Scorpio has fitted scrubbers to most of its tonnage. Image Credit: Scorpio Tankers
Shipping company Scorpio Tankers has warned investors that it may not make as much money as expected from its scrubber installations after this year's collapse in the spread between high sulfur fuel oil (HSFO) and very low sulfur fuel oil (VLSFO).
"We may not realize all of the anticipated benefits of our investment in exhaust gas cleaning systems," the company said in an earnings report this week.
"The realization of such benefits may be affected by a number of factors, many of which are beyond our control, including but not limited to the pricing differential between high and low sulfur fuel oil, the availability of low sulfur fuel oil in the ports in which we operate and the impact of changes in the laws and regulations regulating the discharge and disposal of wash water."
The company had completed 46 scrubber installations by March 27, and has another 52 scheduled over the rest of this year, it said.
It has paid about $2.5 million per vessel for the equipment.
The spread between HSFO and VLSFO -- representing the fuel bill savings that scrubbers can deliver -- has narrowed from $298/mt at Rotterdam at the start of the year to $62.50/mt by Thursday.
Even at that spread the company is still likely to recoup its capital expenditure over the operational life of the scrubbers, but the profitability of the installations would be severely impaired.

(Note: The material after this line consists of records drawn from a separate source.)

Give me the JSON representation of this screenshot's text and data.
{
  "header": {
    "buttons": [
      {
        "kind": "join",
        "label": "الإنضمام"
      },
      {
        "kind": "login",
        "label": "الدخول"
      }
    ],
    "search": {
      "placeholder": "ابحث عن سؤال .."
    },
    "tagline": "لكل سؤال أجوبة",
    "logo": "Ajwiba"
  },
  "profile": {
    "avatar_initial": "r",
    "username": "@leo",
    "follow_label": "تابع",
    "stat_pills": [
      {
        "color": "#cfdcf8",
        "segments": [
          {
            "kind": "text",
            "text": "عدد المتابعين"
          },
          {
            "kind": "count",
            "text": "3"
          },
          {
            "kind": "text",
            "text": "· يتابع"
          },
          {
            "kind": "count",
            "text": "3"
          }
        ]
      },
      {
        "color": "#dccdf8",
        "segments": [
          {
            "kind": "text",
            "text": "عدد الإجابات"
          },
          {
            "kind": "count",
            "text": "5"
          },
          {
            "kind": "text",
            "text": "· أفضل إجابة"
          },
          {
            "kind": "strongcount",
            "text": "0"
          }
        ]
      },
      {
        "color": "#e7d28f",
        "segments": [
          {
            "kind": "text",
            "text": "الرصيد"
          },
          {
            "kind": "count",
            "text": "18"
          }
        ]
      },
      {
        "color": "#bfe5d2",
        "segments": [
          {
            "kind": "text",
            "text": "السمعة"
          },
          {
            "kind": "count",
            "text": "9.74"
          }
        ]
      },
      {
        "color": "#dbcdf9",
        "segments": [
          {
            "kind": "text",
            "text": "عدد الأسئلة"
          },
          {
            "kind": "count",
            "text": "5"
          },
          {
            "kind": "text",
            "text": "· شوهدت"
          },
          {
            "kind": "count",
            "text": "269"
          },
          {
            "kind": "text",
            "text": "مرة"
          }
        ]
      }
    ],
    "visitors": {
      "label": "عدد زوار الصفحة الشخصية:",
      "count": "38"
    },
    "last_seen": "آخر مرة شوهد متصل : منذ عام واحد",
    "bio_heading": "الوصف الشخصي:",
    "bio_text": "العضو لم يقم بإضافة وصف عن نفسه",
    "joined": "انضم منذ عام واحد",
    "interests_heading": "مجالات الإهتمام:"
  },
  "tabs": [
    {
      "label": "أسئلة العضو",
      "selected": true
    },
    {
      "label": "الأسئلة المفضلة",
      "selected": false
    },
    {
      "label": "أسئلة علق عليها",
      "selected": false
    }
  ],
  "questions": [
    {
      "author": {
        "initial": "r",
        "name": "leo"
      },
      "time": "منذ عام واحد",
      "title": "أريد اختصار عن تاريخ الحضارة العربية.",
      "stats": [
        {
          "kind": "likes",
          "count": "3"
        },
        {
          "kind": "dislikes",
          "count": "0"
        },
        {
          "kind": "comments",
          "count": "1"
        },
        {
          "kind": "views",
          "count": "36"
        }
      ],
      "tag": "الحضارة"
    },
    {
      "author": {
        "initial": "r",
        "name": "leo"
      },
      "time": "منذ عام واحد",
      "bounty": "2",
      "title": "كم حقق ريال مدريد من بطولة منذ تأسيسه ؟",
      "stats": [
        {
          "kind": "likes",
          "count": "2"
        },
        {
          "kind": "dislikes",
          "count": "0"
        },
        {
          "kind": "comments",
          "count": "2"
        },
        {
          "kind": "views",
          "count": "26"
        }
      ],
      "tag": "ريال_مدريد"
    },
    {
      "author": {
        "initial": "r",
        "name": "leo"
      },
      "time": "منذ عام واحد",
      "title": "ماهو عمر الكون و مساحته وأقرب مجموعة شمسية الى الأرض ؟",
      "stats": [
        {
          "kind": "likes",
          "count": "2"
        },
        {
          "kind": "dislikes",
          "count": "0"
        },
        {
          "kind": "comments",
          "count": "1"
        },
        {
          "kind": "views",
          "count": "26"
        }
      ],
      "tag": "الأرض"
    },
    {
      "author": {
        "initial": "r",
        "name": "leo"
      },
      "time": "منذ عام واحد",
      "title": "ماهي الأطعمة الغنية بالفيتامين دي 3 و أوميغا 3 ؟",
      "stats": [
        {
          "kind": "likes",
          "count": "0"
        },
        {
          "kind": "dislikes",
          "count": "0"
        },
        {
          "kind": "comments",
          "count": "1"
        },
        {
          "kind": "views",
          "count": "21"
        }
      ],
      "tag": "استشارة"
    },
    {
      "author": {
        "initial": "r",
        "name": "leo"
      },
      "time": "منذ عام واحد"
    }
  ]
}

Having announced in 2018 one of the industry's most notable commitment's to scrubbers, the company previously assessed that a high / low sulfur spread of $200/mt to $250/mt would allow its tankers to save between $908,400 and $1,526,175 per year, leading to fleet-wide annual savings of over $100 million.